Short casts are best for preventing drag

How to deal with drag—one of the most basic, yet vexing fly-fishing challenges


When imitating a drifting insect, the goal is a natural, drag-free drift

My first time fly fishing, I caught almost a dozen little brown and rainbow trout on a dry fly. And it only happened because I didn’t know what I was doing. I was about 15 years old and sort of knew how to cast, but had no idea where to cast. Yet there I was, standing by a small river in the late-afternoon sun, watching fish rising. With a boldness born of youth and ignorance, I tied on a dry fly and made a cast. The fly promptly landed in the middle of the river, where slack line piled up behind it thanks to my poor technique and ancient, soft-action fibreglass rod.

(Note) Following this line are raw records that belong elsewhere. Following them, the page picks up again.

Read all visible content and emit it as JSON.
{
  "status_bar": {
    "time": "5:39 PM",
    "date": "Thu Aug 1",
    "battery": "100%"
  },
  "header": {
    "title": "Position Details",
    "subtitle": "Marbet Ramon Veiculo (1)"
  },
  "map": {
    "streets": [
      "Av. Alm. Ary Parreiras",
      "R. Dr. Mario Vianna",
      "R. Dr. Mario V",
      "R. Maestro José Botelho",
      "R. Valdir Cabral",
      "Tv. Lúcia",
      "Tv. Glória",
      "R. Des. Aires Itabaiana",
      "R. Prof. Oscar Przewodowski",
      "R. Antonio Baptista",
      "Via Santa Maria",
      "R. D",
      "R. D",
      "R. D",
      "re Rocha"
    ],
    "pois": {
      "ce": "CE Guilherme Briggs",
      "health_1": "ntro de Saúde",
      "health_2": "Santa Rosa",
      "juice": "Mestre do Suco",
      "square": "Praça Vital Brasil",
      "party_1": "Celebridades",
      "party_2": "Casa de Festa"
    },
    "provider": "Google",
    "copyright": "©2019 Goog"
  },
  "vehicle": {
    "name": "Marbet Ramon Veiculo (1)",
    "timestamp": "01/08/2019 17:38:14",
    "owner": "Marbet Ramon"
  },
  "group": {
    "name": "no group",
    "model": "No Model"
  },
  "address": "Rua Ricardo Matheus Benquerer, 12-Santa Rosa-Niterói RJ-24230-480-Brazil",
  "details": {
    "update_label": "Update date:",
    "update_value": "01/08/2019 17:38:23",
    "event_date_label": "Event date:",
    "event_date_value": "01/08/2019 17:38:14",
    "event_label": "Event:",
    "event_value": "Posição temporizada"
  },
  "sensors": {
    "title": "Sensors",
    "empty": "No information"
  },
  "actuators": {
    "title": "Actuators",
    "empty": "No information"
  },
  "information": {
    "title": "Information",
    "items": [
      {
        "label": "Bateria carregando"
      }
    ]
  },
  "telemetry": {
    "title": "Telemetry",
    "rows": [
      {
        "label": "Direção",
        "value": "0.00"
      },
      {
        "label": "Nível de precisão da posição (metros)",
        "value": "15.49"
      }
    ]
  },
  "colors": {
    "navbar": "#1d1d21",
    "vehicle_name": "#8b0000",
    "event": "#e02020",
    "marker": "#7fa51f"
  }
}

Then the darndest thing happened: because of all that slack, the fly drifted naturally down the feeding lane, and a fish took it. Then it happened again and again after every few casts. I’d stumbled onto a solution for one of the most common problems when fly fishing in rivers: getting a drag-free drift. At the time, though, I didn’t really understand what I’d done, and remained foggy about what drag actually was, and what to do it about it, until sometime later. If you’re wrestling with the same thing, here’s a primer on dealing with drag.